**YOUR TASK:** Copy out the listing that follows, exact in every word, and skip the images.

+++ DATA LISTING +++

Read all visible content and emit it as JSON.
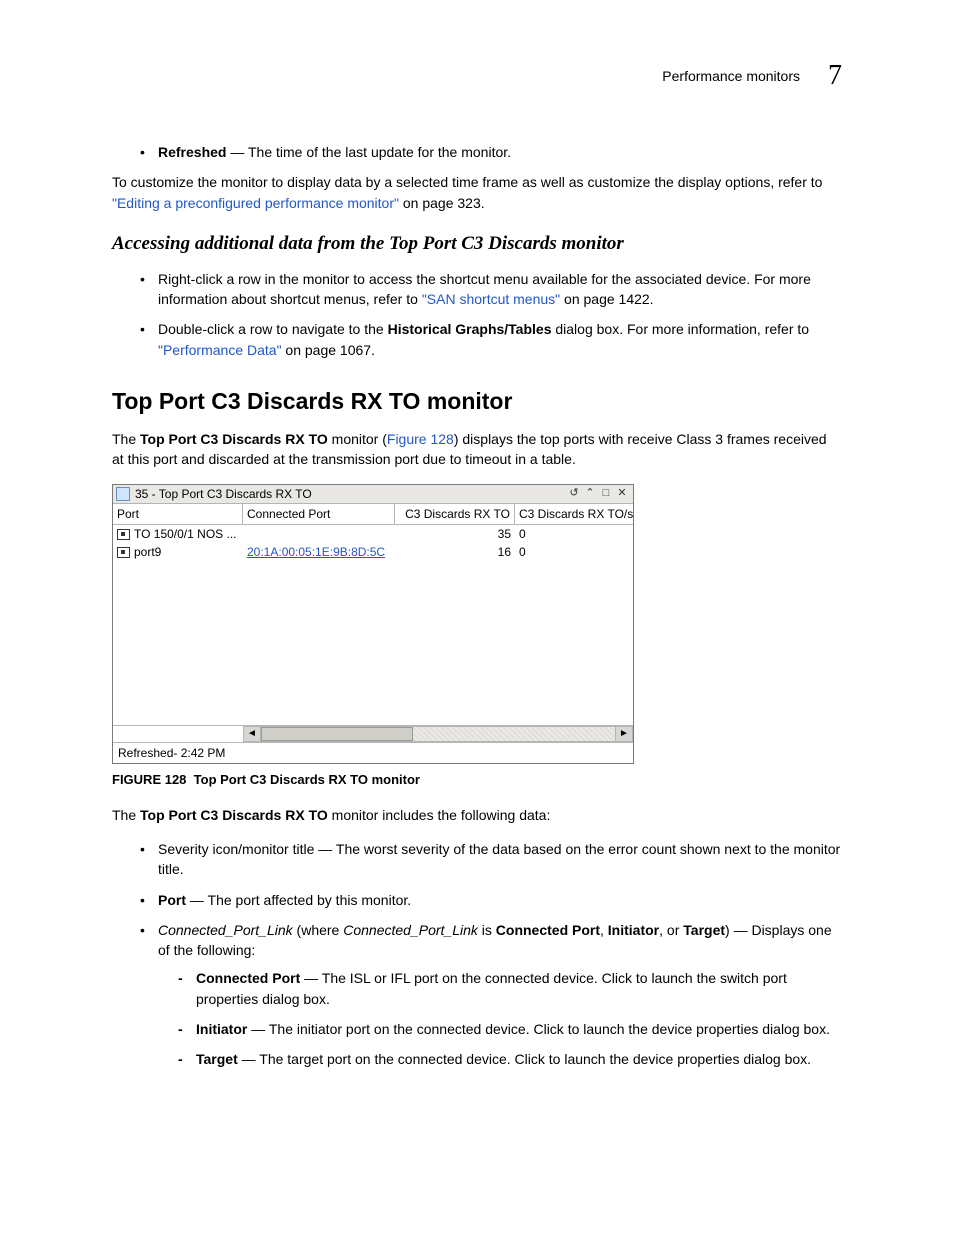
{
  "header": {
    "section": "Performance monitors",
    "chapter": "7"
  },
  "intro_bullet": {
    "term": "Refreshed",
    "desc": " — The time of the last update for the monitor."
  },
  "intro_para": {
    "t1": "To customize the monitor to display data by a selected time frame as well as customize the display options, refer to ",
    "link": "\"Editing a preconfigured performance monitor\"",
    "t2": " on page 323."
  },
  "section1_heading": "Accessing additional data from the Top Port C3 Discards monitor",
  "section1_bullets": [
    {
      "t1": "Right-click a row in the monitor to access the shortcut menu available for the associated device. For more information about shortcut menus, refer to ",
      "link": "\"SAN shortcut menus\"",
      "t2": " on page 1422."
    },
    {
      "t1": "Double-click a row to navigate to the ",
      "bold": "Historical Graphs/Tables",
      "t2": " dialog box. For more information, refer to ",
      "link": "\"Performance Data\"",
      "t3": " on page 1067."
    }
  ],
  "section2_heading": "Top Port C3 Discards RX TO monitor",
  "section2_intro": {
    "t1": "The ",
    "bold": "Top Port C3 Discards RX TO",
    "t2": " monitor (",
    "link": "Figure 128",
    "t3": ") displays the top ports with receive Class 3 frames received at this port and discarded at the transmission port due to timeout in a table."
  },
  "monitor": {
    "title": "35 - Top Port C3 Discards RX TO",
    "columns": [
      "Port",
      "Connected Port",
      "C3 Discards RX TO",
      "C3 Discards RX TO/sec"
    ],
    "rows": [
      {
        "port": "TO 150/0/1 NOS ...",
        "connected": "",
        "c3": "35",
        "c3sec": "0"
      },
      {
        "port": "port9",
        "connected": "20:1A:00:05:1E:9B:8D:5C",
        "c3": "16",
        "c3sec": "0"
      }
    ],
    "status": "Refreshed- 2:42 PM"
  },
  "figure_caption": {
    "label": "FIGURE 128",
    "text": "Top Port C3 Discards RX TO monitor"
  },
  "section2_includes": {
    "t1": "The ",
    "bold": "Top Port C3 Discards RX TO",
    "t2": " monitor includes the following data:"
  },
  "data_list": {
    "severity": "Severity icon/monitor title — The worst severity of the data based on the error count shown next to the monitor title.",
    "port_label": "Port",
    "port_desc": " — The port affected by this monitor.",
    "cpl": {
      "i1": "Connected_Port_Link",
      "t1": " (where ",
      "i2": "Connected_Port_Link",
      "t2": " is ",
      "b1": "Connected Port",
      "c1": ", ",
      "b2": "Initiator",
      "c2": ", or ",
      "b3": "Target",
      "t3": ") — Displays one of the following:"
    },
    "sub": {
      "cp_label": "Connected Port",
      "cp_desc": " — The ISL or IFL port on the connected device. Click to launch the switch port properties dialog box.",
      "init_label": "Initiator",
      "init_desc": " — The initiator port on the connected device. Click to launch the device properties dialog box.",
      "tgt_label": "Target",
      "tgt_desc": " — The target port on the connected device. Click to launch the device properties dialog box."
    }
  }
}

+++

**ANSWER SPACE:**
Read all visible content and emit it as JSON.
{
  "header": {
    "section": "Performance monitors",
    "chapter": "7"
  },
  "intro_bullet": {
    "term": "Refreshed",
    "desc": " — The time of the last update for the monitor."
  },
  "intro_para": {
    "t1": "To customize the monitor to display data by a selected time frame as well as customize the display options, refer to ",
    "link": "\"Editing a preconfigured performance monitor\"",
    "t2": " on page 323."
  },
  "section1_heading": "Accessing additional data from the Top Port C3 Discards monitor",
  "section1_bullets": [
    {
      "t1": "Right-click a row in the monitor to access the shortcut menu available for the associated device. For more information about shortcut menus, refer to ",
      "link": "\"SAN shortcut menus\"",
      "t2": " on page 1422."
    },
    {
      "t1": "Double-click a row to navigate to the ",
      "bold": "Historical Graphs/Tables",
      "t2": " dialog box. For more information, refer to ",
      "link": "\"Performance Data\"",
      "t3": " on page 1067."
    }
  ],
  "section2_heading": "Top Port C3 Discards RX TO monitor",
  "section2_intro": {
    "t1": "The ",
    "bold": "Top Port C3 Discards RX TO",
    "t2": " monitor (",
    "link": "Figure 128",
    "t3": ") displays the top ports with receive Class 3 frames received at this port and discarded at the transmission port due to timeout in a table."
  },
  "monitor": {
    "title": "35 - Top Port C3 Discards RX TO",
    "columns": [
      "Port",
      "Connected Port",
      "C3 Discards RX TO",
      "C3 Discards RX TO/sec"
    ],
    "rows": [
      {
        "port": "TO 150/0/1 NOS ...",
        "connected": "",
        "c3": "35",
        "c3sec": "0"
      },
      {
        "port": "port9",
        "connected": "20:1A:00:05:1E:9B:8D:5C",
        "c3": "16",
        "c3sec": "0"
      }
    ],
    "status": "Refreshed- 2:42 PM"
  },
  "figure_caption": {
    "label": "FIGURE 128",
    "text": "Top Port C3 Discards RX TO monitor"
  },
  "section2_includes": {
    "t1": "The ",
    "bold": "Top Port C3 Discards RX TO",
    "t2": " monitor includes the following data:"
  },
  "data_list": {
    "severity": "Severity icon/monitor title — The worst severity of the data based on the error count shown next to the monitor title.",
    "port_label": "Port",
    "port_desc": " — The port affected by this monitor.",
    "cpl": {
      "i1": "Connected_Port_Link",
      "t1": " (where ",
      "i2": "Connected_Port_Link",
      "t2": " is ",
      "b1": "Connected Port",
      "c1": ", ",
      "b2": "Initiator",
      "c2": ", or ",
      "b3": "Target",
      "t3": ") — Displays one of the following:"
    },
    "sub": {
      "cp_label": "Connected Port",
      "cp_desc": " — The ISL or IFL port on the connected device. Click to launch the switch port properties dialog box.",
      "init_label": "Initiator",
      "init_desc": " — The initiator port on the connected device. Click to launch the device properties dialog box.",
      "tgt_label": "Target",
      "tgt_desc": " — The target port on the connected device. Click to launch the device properties dialog box."
    }
  }
}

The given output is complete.